(How to complete this task):
Some lines in the entries contain the word "HTMLTextAsset". Copy all of them.

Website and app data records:
'''

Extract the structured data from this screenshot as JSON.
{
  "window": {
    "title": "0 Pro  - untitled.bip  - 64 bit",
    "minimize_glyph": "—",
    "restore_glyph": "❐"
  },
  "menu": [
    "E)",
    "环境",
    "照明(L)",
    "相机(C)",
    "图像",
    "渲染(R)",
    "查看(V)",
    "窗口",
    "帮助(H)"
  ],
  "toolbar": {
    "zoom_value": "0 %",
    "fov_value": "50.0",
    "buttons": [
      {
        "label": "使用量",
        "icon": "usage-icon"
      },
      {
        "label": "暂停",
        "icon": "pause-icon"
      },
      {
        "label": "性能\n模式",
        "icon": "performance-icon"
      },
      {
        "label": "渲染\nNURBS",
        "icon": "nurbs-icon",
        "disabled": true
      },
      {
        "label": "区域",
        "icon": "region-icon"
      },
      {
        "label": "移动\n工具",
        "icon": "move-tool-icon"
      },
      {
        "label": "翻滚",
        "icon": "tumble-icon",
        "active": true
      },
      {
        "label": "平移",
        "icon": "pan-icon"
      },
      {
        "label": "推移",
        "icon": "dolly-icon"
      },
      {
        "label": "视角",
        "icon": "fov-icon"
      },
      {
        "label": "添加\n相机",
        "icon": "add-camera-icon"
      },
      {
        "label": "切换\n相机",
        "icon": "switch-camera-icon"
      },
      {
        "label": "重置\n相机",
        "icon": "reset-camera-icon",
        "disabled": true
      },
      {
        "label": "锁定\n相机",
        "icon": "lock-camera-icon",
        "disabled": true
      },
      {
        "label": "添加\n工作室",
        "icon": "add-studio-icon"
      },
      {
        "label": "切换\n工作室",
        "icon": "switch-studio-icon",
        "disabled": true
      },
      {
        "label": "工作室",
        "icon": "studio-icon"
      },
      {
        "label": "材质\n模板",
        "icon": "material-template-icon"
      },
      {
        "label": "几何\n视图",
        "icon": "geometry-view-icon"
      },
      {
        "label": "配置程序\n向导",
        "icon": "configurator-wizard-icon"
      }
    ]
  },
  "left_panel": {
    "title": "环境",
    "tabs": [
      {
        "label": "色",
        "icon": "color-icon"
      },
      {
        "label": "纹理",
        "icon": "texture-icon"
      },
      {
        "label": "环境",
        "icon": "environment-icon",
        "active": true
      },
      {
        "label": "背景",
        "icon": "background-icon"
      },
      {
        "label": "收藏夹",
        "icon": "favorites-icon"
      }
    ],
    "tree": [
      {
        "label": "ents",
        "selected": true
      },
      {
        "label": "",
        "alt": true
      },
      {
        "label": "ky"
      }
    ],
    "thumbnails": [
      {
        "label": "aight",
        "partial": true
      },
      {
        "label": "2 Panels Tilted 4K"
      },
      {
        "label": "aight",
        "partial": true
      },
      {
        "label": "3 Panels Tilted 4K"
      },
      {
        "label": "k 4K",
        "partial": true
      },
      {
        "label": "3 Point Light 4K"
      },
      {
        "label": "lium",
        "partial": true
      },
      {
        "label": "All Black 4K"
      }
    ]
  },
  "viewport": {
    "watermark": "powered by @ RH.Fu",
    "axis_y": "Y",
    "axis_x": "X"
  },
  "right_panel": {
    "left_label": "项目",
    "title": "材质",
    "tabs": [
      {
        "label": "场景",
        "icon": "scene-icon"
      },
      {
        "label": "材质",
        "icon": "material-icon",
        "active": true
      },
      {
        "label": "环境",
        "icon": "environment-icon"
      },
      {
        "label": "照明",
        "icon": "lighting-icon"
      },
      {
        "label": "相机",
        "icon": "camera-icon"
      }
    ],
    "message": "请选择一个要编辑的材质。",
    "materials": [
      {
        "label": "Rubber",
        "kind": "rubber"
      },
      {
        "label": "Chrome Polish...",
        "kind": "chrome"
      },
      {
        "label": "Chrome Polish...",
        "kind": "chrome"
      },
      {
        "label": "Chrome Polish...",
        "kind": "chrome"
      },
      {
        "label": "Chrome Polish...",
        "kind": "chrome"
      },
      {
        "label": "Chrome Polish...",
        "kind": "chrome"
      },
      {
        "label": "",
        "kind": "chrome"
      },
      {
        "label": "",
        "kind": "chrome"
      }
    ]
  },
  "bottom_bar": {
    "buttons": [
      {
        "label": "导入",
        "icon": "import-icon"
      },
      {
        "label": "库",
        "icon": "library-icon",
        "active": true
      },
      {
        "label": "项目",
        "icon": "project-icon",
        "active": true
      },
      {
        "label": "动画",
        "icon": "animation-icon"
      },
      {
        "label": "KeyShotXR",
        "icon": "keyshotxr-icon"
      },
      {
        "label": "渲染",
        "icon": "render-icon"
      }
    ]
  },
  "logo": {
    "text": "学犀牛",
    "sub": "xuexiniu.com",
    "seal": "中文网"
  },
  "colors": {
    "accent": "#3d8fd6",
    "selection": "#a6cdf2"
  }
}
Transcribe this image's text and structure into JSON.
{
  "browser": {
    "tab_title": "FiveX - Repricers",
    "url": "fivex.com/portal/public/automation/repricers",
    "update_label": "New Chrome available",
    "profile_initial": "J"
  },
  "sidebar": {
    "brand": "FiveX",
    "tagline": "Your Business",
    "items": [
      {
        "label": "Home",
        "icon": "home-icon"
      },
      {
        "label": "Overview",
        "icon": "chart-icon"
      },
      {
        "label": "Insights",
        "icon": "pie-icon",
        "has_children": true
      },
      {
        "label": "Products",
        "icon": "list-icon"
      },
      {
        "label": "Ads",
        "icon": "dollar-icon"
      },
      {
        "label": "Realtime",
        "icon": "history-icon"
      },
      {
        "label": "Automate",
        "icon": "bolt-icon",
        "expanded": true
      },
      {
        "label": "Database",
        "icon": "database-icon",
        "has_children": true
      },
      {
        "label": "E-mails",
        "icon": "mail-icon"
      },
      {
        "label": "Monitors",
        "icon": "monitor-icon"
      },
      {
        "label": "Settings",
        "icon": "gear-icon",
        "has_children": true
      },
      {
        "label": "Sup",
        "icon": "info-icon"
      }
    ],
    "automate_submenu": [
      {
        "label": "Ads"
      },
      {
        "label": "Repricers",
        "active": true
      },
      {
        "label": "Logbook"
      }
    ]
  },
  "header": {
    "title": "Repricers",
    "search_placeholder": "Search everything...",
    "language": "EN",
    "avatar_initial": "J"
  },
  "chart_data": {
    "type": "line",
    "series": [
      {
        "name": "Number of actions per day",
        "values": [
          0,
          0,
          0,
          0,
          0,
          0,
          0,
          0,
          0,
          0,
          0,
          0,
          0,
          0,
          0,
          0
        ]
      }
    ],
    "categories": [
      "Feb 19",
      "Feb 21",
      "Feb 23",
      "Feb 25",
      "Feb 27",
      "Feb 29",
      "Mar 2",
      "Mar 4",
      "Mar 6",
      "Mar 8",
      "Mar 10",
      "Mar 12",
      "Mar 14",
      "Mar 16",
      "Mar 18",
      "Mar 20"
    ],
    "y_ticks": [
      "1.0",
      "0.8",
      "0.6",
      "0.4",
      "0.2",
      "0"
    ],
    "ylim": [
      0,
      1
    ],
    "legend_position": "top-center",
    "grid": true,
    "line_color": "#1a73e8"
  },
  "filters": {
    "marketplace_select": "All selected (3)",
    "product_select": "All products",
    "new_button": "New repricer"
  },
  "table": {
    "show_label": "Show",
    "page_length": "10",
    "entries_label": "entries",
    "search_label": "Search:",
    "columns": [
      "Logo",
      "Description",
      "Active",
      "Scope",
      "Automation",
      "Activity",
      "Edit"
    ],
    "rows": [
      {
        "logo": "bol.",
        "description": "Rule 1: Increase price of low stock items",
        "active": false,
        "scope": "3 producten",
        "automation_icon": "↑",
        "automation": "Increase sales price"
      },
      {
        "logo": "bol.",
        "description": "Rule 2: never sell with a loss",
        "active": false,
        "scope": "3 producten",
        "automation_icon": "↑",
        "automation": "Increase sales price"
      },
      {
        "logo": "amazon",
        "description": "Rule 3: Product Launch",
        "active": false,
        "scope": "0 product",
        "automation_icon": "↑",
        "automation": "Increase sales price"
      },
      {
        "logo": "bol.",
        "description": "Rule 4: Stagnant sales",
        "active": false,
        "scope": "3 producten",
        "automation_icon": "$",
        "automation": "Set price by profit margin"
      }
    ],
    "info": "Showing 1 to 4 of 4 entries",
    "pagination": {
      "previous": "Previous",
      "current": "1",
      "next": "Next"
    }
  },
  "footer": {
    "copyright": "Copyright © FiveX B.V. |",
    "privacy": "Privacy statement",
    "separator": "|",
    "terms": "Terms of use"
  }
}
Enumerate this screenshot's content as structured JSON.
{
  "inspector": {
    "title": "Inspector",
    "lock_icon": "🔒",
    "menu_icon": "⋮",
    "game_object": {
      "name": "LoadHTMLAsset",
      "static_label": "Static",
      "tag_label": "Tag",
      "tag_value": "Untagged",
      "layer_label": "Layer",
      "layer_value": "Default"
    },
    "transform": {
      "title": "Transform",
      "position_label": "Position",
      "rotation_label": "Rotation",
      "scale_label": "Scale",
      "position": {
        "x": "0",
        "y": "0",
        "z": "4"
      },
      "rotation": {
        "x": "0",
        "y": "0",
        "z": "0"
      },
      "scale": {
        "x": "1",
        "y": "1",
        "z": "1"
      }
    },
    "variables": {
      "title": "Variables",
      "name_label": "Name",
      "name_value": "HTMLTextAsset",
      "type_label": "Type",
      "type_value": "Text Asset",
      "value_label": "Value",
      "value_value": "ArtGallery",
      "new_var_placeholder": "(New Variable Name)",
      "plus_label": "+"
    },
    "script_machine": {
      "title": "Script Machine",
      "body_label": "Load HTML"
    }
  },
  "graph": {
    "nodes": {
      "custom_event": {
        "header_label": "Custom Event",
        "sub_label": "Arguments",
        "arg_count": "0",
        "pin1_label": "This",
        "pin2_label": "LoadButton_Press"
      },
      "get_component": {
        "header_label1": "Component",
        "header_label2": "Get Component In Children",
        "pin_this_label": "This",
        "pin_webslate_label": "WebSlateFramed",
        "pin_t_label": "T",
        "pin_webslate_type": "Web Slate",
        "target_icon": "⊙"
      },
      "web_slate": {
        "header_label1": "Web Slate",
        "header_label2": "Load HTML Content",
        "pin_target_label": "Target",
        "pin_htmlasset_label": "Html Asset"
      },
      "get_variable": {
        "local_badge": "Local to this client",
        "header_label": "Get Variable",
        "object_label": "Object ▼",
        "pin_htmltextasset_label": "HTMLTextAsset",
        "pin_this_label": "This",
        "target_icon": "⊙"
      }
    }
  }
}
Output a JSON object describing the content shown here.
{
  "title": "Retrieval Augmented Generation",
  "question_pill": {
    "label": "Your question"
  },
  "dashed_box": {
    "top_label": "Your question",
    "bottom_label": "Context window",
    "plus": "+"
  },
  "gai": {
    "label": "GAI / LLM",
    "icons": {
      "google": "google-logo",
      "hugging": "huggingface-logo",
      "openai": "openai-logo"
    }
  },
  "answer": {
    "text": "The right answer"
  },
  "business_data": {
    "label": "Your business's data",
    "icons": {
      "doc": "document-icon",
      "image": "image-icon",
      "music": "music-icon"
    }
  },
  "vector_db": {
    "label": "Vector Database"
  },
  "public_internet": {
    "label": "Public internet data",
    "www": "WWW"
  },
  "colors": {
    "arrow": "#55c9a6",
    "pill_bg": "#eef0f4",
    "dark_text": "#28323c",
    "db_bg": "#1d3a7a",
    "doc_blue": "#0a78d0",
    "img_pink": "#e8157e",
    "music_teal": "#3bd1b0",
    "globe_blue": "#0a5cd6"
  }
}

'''

(Result of the task):
      "name_value": "HTMLTextAsset",
        "pin_htmltextasset_label": "HTMLTextAsset",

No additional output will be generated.